** Entries provided follows **

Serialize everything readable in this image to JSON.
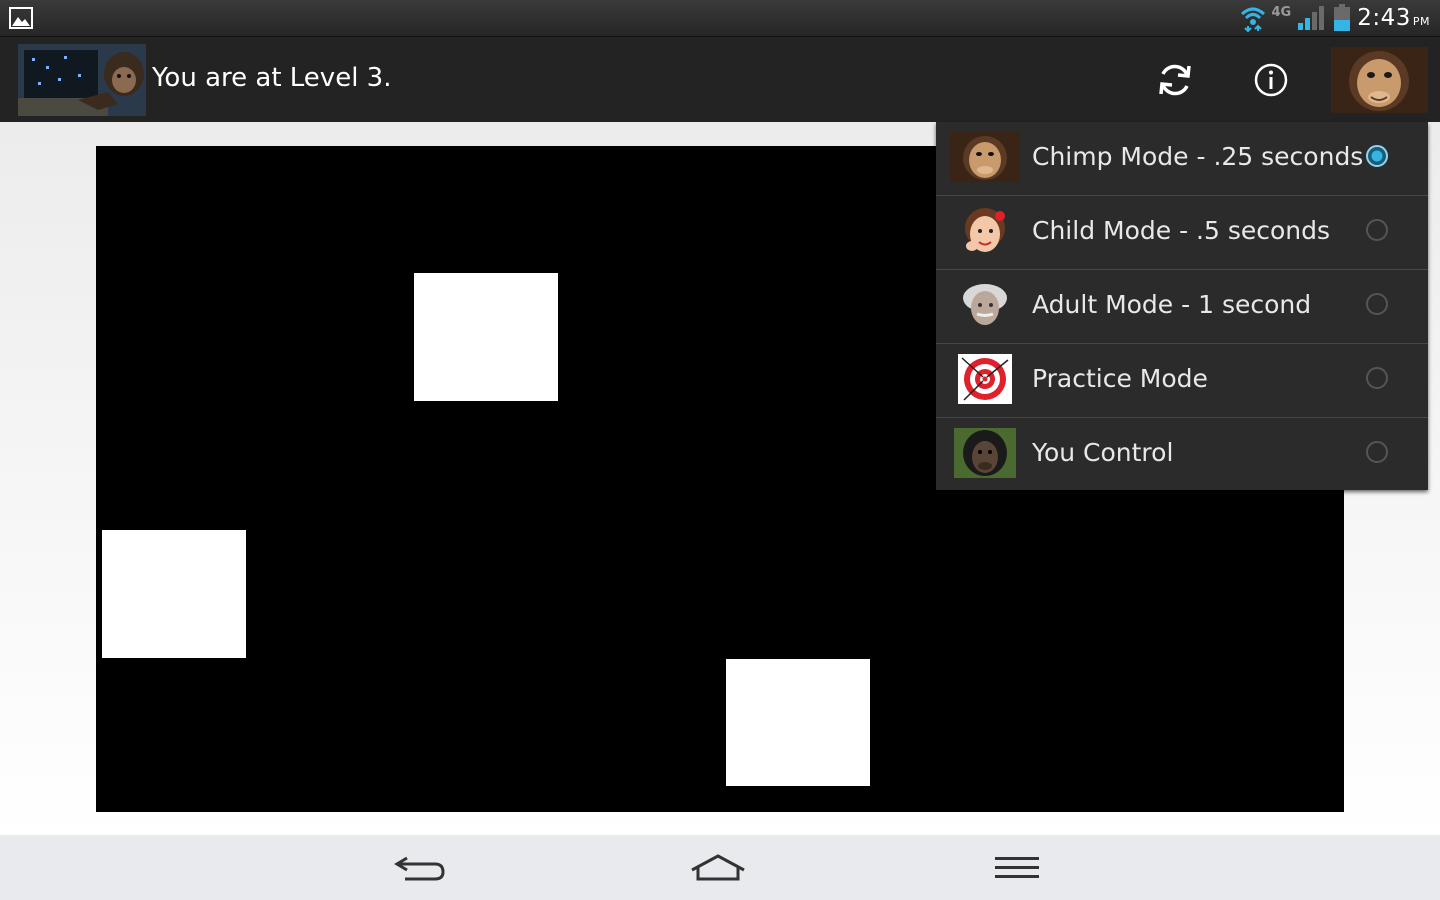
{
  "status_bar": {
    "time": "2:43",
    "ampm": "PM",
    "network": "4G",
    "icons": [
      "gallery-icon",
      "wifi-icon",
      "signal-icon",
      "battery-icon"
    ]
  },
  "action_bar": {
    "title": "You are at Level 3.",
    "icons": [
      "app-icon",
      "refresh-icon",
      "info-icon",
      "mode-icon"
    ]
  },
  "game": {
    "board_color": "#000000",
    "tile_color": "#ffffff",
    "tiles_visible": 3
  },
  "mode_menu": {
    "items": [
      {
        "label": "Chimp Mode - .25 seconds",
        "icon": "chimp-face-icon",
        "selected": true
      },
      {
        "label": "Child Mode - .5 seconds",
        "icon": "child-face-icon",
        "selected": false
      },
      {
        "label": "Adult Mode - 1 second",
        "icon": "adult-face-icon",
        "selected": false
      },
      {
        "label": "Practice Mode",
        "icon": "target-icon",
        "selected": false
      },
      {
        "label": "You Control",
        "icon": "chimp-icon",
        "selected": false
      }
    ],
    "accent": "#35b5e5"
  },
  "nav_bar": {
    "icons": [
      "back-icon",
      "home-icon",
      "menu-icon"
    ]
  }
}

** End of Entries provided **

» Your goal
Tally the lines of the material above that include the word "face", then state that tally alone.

» Response to the task
3